Help them eat a nutritious diet


Nutrition plays a vital role in brain health, so providing healthy and nutritious meals is crucial. Ensure your loved one eats well-balanced meals with adequate servings of fruits, vegetables, lean proteins, and whole grains. If they struggle with eating, chewing, or swallowing food, try cutting their portions into smaller pieces to make them easier to eat. Additionally, provide composed snacks such as nuts, yogurt, or fruit that are easy to chew and swallow. Assisted living facilities offer plenty of food options for your loved one, should you decide that your loved one should be moving to one of the facilities.

Limit napping during the day

Although it can be tempting to let them nap throughout the day, it is essential to encourage limited napping. Sleeping less during the day could disrupt night-time sleep patterns, making them feel disoriented or confused. Instead, suggest regular activities that engage their minds and keep them active such as board games or puzzles.

Boost their self-esteem

Encourage your loved one to stay active and maintain a sense of purpose by offering them tasks and activities they can still do. This will help boost their self-esteem, give them a sense of accomplishment, and provide meaningful moments for you and your loved one. Conversing with the person to remind them how much they mean to you can help them feel connected, valued, and loved.

Provide simple instructions


When giving instructions to a person with Alzheimer’s, use simple language. Explain one task at a time and provide time for them to process the information. It also helps to give step-by-step methods broken down into smaller parts, making tasks easier to understand and complete. Lastly, provide plenty of time for your loved one to complete tasks. Offering reassurance and positive feedback for completed tasks can also be helpful.

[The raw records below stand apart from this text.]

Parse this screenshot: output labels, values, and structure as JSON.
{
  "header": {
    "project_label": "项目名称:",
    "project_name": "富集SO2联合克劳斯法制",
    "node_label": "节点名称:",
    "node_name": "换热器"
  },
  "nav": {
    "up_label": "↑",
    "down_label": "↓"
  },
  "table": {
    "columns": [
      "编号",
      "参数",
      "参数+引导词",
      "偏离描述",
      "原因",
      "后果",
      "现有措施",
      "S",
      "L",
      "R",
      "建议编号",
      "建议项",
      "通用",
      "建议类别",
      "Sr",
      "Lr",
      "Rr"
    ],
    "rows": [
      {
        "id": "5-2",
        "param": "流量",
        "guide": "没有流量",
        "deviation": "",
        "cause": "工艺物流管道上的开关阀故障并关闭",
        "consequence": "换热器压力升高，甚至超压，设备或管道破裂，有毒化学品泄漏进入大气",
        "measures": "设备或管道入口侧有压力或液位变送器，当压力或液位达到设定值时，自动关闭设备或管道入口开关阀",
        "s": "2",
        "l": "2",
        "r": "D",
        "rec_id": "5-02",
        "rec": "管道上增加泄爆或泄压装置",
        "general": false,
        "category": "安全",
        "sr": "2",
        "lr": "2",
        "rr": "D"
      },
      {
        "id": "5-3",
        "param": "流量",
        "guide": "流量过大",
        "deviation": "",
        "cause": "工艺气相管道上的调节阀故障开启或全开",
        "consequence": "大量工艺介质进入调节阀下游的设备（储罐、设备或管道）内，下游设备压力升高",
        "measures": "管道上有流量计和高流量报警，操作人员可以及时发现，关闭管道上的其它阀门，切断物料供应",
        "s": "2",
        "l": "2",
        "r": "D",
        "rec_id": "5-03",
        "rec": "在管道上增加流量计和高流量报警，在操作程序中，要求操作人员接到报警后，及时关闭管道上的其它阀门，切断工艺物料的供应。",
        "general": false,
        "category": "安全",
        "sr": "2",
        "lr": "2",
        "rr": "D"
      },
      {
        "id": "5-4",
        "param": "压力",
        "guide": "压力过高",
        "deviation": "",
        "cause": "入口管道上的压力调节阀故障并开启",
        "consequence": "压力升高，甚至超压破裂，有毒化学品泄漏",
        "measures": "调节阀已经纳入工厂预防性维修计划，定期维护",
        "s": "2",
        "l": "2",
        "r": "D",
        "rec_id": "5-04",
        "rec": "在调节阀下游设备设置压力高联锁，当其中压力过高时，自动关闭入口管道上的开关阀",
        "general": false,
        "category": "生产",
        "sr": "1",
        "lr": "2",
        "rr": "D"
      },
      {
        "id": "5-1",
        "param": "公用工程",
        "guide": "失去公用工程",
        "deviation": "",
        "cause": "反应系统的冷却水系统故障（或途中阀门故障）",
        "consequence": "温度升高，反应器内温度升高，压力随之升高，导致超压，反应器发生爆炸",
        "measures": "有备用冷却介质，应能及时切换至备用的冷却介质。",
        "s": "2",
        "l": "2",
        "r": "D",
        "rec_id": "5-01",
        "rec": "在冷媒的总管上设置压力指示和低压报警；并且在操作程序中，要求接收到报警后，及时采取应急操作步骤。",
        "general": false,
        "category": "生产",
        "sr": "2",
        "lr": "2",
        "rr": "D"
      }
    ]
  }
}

It might take a lot of time and effort to care for a loved one who has Alzheimer’s. However, by creating a safe environment, setting up a routine structure, encouraging activities that boost self-esteem, and connecting them with senior living options, you can help ensure their quality of life remains high throughout their condition. It may become time for a move to a memory care facility when challenges become too much for home care. With the proper support, your loved one can continue to lead an entire and meaningful life as they age.